Problem requirements:
Examine the listing below and state how many of its lines contain the word "whichever". Write only the number.

Exercise data:
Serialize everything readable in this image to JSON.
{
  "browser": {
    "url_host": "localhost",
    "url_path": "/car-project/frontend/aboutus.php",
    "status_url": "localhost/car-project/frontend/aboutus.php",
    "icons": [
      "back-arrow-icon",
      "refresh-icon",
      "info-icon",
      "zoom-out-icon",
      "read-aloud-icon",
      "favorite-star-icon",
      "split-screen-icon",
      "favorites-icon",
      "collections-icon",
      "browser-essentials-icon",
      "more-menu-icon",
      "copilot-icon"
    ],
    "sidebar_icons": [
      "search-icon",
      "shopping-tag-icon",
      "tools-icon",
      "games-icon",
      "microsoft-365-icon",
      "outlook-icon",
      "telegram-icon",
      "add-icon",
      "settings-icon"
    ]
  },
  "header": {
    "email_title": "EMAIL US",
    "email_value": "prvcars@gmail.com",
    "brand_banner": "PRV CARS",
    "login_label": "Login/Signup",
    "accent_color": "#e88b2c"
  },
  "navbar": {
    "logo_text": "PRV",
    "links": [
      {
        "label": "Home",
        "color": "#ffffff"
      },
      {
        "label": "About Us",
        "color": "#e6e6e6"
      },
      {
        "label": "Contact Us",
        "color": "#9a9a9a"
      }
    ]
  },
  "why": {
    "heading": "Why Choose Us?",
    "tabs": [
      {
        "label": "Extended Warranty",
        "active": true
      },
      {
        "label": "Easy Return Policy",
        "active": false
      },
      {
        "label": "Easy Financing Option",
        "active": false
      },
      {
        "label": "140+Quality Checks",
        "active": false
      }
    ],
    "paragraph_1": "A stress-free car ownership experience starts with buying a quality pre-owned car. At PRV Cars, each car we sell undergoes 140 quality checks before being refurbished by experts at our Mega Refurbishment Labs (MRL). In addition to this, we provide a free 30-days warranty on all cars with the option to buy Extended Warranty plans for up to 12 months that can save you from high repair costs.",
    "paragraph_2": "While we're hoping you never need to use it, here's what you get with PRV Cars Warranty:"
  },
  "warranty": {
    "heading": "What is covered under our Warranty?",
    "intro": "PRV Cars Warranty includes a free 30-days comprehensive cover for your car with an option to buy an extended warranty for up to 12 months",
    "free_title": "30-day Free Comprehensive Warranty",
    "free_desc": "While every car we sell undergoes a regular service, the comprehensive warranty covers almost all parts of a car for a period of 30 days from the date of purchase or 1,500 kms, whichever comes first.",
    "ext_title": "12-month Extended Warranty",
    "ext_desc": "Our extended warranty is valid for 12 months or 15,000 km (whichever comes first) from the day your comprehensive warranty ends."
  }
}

Solution to this problem:
2